But, yeah, it’s usually only a miracle that keeps a bear from circling you if it wants to. Hey, you got lucky and spotted one, right? Maybe that luck will hold for a bit longer.
Black bear hunting: How well can black bear hear?
The ears of a black bear, especially on a big ole brute, can look tiny and just a bit off. If a German Shepard’s ears look like the animal equivalent of radar dishes, the ears of a black bear look more like tea cups. But size doesn’t matter here, so don’t be fooled.
As large as they are, a bear can move quite silently. You, however, often unwittingly stomp around like a Yak in heat. Speak just a little too loud, and a bear can hear you a couple hundred yards away. March around in the woods with a bit of metal clinking together, and you’ll never even see the bear who hears you half a football field away and makes its getaway.

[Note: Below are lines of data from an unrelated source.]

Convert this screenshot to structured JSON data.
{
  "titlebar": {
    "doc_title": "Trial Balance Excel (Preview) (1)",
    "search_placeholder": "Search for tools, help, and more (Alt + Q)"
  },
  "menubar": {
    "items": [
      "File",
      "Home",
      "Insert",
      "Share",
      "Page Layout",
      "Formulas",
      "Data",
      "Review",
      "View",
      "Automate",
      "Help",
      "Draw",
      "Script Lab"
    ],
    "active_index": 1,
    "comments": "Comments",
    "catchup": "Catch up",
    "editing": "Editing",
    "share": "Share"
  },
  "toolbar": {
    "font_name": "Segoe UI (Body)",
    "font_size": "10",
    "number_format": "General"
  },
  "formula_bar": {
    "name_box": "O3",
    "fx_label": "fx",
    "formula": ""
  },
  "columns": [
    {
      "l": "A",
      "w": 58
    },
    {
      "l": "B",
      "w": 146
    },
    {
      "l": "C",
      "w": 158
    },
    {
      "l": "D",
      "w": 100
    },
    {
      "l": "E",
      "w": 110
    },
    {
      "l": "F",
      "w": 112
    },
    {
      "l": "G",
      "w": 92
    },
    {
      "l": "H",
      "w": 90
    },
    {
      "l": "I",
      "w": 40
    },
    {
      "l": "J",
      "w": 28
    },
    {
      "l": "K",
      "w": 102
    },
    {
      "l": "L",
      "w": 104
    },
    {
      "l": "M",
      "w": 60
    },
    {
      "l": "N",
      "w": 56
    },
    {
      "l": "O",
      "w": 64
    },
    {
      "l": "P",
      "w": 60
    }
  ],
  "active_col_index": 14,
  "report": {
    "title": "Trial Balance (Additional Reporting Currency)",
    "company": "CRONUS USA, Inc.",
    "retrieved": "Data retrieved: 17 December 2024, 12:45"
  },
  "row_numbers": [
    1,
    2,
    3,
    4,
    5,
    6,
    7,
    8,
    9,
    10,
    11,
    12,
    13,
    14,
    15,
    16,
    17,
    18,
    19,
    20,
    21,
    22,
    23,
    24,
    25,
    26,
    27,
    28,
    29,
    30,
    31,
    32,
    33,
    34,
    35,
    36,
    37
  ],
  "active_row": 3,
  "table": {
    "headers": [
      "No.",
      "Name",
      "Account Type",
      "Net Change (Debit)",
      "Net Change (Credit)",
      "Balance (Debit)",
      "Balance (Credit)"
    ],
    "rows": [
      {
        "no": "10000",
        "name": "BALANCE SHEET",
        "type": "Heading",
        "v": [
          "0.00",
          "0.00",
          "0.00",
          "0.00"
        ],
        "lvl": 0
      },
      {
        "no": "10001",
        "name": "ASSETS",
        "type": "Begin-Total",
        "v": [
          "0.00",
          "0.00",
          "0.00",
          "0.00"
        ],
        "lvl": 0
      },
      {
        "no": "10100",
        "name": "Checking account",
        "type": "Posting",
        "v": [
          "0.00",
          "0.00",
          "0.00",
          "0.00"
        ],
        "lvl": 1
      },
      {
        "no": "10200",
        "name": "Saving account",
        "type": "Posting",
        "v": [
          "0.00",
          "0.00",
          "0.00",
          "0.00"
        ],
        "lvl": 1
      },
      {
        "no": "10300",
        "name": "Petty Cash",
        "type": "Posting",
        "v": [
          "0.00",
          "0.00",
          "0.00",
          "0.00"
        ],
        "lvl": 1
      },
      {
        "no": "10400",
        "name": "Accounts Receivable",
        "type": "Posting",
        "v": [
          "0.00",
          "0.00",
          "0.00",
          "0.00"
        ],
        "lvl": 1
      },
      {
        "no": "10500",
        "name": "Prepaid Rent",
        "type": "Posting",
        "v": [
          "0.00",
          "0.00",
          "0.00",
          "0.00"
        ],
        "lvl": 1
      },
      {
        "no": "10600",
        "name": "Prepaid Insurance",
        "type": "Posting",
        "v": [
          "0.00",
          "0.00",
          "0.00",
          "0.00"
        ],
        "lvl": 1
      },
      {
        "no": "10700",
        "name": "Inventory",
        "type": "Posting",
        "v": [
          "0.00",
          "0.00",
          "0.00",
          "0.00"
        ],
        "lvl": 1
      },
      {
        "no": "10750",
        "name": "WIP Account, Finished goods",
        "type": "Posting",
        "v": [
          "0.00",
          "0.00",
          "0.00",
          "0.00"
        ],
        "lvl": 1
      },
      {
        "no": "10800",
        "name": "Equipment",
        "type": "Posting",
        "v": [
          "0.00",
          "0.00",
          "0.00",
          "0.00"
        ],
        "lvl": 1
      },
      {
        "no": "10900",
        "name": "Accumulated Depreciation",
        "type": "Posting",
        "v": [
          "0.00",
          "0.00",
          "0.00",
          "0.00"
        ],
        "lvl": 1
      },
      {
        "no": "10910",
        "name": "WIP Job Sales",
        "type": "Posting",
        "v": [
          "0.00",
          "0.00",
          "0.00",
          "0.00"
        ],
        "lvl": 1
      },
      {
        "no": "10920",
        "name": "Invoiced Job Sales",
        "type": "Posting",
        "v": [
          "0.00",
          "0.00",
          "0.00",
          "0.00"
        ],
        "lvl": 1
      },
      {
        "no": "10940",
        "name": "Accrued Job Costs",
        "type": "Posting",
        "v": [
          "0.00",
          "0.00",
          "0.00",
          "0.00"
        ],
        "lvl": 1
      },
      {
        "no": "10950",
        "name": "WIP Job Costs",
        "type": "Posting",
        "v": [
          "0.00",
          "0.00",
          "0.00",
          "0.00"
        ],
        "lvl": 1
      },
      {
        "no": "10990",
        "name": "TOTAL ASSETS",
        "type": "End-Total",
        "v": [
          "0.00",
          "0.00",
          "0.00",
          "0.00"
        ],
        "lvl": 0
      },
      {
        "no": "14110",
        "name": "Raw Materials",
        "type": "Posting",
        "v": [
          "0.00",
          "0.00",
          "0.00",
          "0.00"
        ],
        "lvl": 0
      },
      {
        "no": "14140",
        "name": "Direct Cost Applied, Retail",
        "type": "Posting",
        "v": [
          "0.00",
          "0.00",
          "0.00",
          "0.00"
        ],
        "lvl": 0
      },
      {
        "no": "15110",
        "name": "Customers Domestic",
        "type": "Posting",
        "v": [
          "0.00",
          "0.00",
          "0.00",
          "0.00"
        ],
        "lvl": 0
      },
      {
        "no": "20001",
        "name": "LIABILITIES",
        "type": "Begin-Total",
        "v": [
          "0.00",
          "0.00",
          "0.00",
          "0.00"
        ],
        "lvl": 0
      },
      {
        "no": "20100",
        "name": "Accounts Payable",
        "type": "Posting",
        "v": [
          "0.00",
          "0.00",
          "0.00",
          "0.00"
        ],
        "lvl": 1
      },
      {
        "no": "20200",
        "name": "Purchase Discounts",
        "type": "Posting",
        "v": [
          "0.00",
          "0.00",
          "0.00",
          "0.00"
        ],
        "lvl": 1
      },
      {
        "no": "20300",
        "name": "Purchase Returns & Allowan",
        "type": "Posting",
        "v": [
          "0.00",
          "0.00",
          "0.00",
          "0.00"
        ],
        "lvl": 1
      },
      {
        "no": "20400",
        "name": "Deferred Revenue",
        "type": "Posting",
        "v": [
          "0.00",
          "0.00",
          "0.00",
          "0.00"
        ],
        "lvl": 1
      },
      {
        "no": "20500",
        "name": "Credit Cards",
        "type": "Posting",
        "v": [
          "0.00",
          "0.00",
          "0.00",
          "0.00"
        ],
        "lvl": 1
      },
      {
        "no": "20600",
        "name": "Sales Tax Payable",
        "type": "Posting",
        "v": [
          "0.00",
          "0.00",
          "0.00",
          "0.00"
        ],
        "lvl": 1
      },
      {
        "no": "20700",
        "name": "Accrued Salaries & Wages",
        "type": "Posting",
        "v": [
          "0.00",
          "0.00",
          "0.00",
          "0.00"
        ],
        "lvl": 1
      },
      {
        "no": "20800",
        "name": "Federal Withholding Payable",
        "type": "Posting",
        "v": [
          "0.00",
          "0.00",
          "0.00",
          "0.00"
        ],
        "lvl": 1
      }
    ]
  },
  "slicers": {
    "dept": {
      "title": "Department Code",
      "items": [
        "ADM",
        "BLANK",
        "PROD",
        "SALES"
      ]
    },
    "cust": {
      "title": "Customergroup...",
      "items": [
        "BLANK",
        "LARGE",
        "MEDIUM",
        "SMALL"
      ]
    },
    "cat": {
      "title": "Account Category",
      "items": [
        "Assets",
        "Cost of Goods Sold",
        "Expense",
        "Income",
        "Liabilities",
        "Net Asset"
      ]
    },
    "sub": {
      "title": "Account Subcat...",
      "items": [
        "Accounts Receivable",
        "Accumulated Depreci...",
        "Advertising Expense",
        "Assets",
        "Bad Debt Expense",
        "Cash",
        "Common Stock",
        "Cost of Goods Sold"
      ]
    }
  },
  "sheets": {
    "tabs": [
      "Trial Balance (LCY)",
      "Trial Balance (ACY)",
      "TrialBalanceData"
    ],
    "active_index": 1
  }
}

It turns out bears have the perfect size and shaped ears for hunting some of their favorite prey, mice and voles. Coupled with their powerful forelegs and claws, they are able to sound out these rodents and quickly rip away the branches and vegetation covering them.
How to sneak up on a bear—but only while hunting black bear!
Walking quietly while hunting black bear requires a combination of good equipment, practice, and patience.
At the very least, you’ll need to eliminate any sounds made by your footwear, loose gear, and clothing. Examine the ground before you place your foot down on it. A twig snapping or a shoe grinding rocks together will sound far too human for a bear.
Remember to keep the wind in your face and that you don’t have all day to move 50 yards. Some speed is required, so move smoothly and quietly but silently. Sounds impossible, right? It will come with experience. Think about your first time hunting deer on fallen leaves. By the 3rd time you tried it, you were probably 80% quieter.
Once you have spotted a black bear, it’s time to slow down and take every step forward like you were walking through a minefield. Feel the placement of your boot as it contacts the ground. Listen carefully as you move, and be mindful of any sounds your clothing makes. Control your breathing; it’s okay to be excited, but if it sounds like you just sprinted three miles, the bear will hear you gassing a hundred yards away.
Raise and ready any weapon as slowly and carefully as possible when you are within range. And recognize that now is not the time to smack a bow into a branch or loudly thumb your safety off.
Keep your head in the game. Remain calm. And aim to be as silent as a hole in the woods right up until the moment you take that black bear.
Black bear hunting means beating its senses and its brain.
When you are hunting a black bear, the hardest senses to beat are the strongest ones it possesses. Most black bear hunters rank them in the following order; smell, hearing, and sight. But this leaves out its most vital sense; the sense of self-preservation. That sense resides in its brain.
A black bear is one of, if not the most intelligent mammal you will ever hunt. It has superior navigation skills compared to you. It remembers past encounters it has had with other humans, including hunters. If it has a few years in this world (most black bears harvested in the United States are about 4.5 years old), it has had a least some bad experiences with humanity.
If the black bear you are hunting smells, sounds, or looks like it did during a past bad experience, that bear will turn away and hit 30 m.p.h. as it escapes.
Good luck when hunting black bear!